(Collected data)
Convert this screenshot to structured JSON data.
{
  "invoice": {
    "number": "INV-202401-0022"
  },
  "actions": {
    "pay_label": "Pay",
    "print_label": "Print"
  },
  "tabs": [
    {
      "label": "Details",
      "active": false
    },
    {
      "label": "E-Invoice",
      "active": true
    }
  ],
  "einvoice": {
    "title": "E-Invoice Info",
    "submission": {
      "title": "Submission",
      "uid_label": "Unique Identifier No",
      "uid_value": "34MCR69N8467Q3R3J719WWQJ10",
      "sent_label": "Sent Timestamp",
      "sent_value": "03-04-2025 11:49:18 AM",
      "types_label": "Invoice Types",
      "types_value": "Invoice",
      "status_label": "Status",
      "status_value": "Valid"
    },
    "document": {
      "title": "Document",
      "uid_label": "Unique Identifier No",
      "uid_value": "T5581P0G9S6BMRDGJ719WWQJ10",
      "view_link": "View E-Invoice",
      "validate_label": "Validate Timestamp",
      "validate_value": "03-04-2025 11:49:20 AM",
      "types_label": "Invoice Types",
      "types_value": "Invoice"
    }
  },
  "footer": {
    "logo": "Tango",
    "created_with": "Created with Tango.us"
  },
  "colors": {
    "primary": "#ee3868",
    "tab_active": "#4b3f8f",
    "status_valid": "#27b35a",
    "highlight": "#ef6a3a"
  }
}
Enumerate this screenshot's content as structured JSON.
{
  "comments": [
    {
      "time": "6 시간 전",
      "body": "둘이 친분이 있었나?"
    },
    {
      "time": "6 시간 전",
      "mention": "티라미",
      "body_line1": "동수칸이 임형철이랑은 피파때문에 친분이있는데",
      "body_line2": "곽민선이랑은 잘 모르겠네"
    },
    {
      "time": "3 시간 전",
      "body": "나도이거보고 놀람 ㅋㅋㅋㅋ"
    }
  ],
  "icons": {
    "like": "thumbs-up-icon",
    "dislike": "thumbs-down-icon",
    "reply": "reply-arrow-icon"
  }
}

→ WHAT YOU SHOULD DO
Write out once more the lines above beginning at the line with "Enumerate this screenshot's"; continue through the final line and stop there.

→ SOLUTION BELOW
Enumerate this screenshot's content as structured JSON.
{
  "comments": [
    {
      "time": "6 시간 전",
      "body": "둘이 친분이 있었나?"
    },
    {
      "time": "6 시간 전",
      "mention": "티라미",
      "body_line1": "동수칸이 임형철이랑은 피파때문에 친분이있는데",
      "body_line2": "곽민선이랑은 잘 모르겠네"
    },
    {
      "time": "3 시간 전",
      "body": "나도이거보고 놀람 ㅋㅋㅋㅋ"
    }
  ],
  "icons": {
    "like": "thumbs-up-icon",
    "dislike": "thumbs-down-icon",
    "reply": "reply-arrow-icon"
  }
}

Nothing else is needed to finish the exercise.